“I believe in God – and in a God who works in all our lives,” Lott says. “In my life, He was laying a bunch of things through that day to say, ‘I’m going to bless you in an incredible way, but I want you to know that books don’t matter. It matters how you live your life. You’re gonna pass away and books really don’t matter.’”

“It was,” Lott says, “a great day and a terrible day. The word ‘surreal’ is what comes to mind about that day when everything was put into perspective.”

In addition to his novels, Lott also enjoys writing short stories and essays. His work has appeared in a wide variety of publications, including The Southern Review, The Yale Review, The Iowa Review, the Chicago Tribune and Story. An anthology of his most recent stories, "An Evening on the Cusp of the Apocalypse," will be published later next year, as will a book of his lectures on creative writing titled "Before We Get Started."

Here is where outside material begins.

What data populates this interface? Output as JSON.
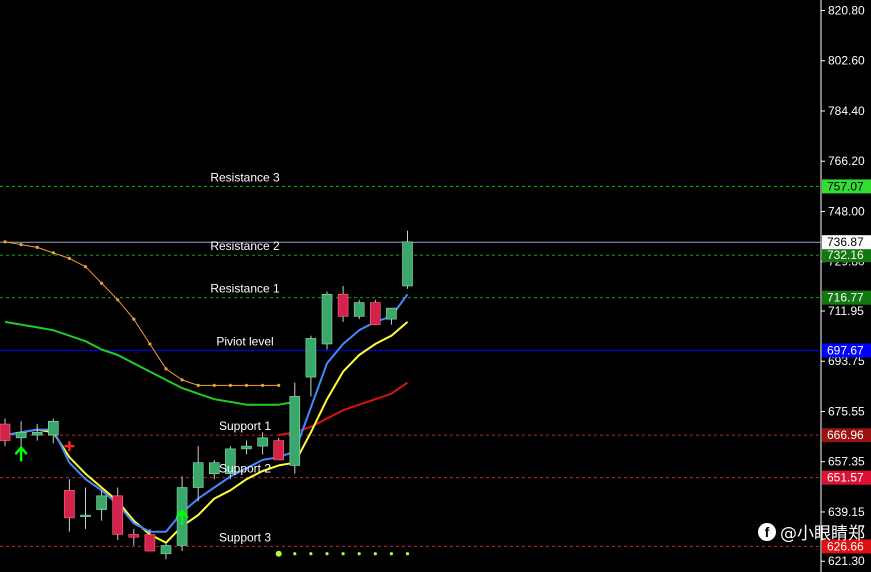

In July, Lott will take on a new project – editing The Southern Review, the literary journal founded by Robert Penn Warren in 1935. The new position means a move away from Lott’s beloved Charleston to Baton Rouge, La., where he will work on the campus of Louisiana State University to reinvigorate the prestigious publication.

Like any other task he tackles, Lott views this as yet another aspect of his calling.

“Nobody unrolled the Apostle Paul’s tents and saw a quote from Isaiah,” he said. “Paul didn’t use the tent as a canvas from which he would proclaim the gospel. He met a practical need with the integrity of Christ, so that you would know that that man, having been saved by and loving the god that created him, gave you a great tent. To me, that’s the story of crafting a novel – it’s a reflection of Christ.”